If you join 23andMe in order to connect with cousins, it's important to make sure that they can find you. Because of the way 23andMe is set up, each account's default settings are for full privacy. Many users aren't fully aware of this and may not realize how this will limit their genealogy research. If your account is set to full privacy, your account appears as just one of many private accounts users see when viewing their Relative Finder matches. Unfortunately, this is a sight familiar to 23andMe:
This is just a small selection of my Relative Finder matches. As you can see, only one of them has allowed me to view their surnames. In order to get any information about these accounts, I have to send an invitation to each one to view their profile see what surnames and locations they have listed.

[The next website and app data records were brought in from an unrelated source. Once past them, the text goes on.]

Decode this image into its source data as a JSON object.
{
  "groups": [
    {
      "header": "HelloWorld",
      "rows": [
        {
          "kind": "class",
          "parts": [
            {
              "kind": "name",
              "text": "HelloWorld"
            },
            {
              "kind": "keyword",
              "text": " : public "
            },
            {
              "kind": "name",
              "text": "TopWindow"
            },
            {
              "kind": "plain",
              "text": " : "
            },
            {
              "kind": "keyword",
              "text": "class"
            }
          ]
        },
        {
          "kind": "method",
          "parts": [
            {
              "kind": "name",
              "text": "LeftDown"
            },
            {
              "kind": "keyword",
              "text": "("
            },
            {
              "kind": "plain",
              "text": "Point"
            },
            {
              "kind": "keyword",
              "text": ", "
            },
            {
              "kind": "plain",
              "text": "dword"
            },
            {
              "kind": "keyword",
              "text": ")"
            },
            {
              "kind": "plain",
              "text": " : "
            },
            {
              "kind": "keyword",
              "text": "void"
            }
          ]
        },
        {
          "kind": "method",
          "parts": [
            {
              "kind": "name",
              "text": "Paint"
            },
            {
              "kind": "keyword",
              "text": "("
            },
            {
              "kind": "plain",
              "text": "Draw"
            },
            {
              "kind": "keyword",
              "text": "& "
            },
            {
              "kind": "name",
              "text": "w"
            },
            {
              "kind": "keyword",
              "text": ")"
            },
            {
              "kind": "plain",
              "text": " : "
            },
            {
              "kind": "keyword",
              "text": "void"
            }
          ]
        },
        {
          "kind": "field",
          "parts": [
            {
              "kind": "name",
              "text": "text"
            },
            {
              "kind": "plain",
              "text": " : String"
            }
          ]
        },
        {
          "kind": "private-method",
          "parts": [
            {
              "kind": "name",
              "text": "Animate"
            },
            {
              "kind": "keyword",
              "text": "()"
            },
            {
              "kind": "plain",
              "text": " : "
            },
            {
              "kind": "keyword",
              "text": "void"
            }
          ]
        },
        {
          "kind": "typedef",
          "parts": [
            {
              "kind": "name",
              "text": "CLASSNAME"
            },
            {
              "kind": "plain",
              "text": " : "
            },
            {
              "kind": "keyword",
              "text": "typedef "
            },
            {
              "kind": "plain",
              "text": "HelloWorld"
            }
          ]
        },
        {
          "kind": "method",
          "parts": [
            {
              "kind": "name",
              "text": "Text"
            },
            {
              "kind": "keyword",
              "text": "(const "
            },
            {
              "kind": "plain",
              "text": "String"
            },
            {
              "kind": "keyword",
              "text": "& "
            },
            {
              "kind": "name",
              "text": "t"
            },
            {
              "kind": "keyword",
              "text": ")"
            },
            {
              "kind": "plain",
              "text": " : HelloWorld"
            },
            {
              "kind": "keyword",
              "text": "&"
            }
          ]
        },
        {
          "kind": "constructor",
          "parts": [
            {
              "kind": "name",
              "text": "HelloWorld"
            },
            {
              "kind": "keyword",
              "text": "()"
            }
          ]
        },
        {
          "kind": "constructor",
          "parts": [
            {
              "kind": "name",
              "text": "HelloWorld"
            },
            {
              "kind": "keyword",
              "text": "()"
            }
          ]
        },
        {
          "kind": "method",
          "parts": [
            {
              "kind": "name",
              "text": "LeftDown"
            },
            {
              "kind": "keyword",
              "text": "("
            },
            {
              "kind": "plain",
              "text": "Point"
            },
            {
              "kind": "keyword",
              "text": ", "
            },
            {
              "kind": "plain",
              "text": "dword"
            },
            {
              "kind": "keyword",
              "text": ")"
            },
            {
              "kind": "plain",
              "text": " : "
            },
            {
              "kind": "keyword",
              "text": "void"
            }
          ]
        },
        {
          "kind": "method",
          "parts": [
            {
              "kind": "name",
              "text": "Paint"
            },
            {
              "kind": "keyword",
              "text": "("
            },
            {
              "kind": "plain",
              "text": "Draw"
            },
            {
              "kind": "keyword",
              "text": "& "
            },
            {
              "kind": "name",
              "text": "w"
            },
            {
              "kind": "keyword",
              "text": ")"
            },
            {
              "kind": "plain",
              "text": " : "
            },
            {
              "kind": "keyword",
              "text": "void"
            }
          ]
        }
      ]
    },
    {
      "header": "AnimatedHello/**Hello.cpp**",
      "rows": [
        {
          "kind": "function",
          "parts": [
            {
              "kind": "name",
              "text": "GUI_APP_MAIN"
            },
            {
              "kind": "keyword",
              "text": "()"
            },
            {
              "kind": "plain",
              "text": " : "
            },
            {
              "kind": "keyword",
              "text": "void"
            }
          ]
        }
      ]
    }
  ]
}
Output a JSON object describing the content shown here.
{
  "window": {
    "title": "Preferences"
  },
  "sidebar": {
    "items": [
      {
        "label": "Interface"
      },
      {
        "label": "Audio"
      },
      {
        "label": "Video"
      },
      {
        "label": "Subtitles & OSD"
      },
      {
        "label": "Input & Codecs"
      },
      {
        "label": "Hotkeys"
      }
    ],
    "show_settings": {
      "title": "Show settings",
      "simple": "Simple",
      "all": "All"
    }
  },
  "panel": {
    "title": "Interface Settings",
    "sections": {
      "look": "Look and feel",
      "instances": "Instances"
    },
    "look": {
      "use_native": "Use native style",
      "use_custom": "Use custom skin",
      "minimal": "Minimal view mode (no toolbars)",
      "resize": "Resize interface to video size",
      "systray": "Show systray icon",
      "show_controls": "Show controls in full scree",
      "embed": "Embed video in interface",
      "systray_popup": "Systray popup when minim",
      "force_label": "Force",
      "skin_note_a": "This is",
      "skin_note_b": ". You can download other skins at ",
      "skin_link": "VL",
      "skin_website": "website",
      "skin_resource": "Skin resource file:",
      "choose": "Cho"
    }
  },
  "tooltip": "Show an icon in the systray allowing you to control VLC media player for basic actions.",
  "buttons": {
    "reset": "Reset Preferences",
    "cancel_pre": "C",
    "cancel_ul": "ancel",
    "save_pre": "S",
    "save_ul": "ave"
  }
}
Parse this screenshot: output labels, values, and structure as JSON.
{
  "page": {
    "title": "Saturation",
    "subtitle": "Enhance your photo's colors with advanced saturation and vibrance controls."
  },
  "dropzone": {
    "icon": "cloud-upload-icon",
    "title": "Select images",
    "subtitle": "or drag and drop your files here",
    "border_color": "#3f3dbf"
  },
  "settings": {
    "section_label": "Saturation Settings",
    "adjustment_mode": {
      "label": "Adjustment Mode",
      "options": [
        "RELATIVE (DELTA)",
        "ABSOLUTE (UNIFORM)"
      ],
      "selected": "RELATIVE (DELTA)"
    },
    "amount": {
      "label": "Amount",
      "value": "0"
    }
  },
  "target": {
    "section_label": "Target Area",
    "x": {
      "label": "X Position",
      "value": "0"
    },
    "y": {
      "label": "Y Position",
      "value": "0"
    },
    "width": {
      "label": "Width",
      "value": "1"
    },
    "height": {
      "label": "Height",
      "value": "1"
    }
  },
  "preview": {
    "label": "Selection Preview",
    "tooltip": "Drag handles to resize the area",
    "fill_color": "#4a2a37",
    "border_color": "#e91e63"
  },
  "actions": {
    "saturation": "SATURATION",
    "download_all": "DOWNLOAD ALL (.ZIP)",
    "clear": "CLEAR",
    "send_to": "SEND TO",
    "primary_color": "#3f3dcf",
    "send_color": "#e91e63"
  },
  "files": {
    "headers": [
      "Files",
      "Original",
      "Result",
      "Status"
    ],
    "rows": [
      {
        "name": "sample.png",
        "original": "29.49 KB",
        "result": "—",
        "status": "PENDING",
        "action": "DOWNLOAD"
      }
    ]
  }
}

And I can only send five invitations a day. It's tedious and time consuming. It would be much easier and faster if these accounts were public. Even if they don't know their genealogy, I'd be able to see their profile to know that.
Take a look at how my profile appears to my RF matches:
On top of what appears here, matches can click on my name to view my entire profile. Or they can stay on this screen and expand my data to see 37 more surnames and 16 more locations. If they see a match, they can request to share DNA. If they don't see an obvious match, they can decide for themselves if they want to move on to someone else. And they don't have to use one of their five invites just to see my list of surnames.
To make 23andMe work for your genealogy research, fill out your profile completely and make it public. It'll be worth it.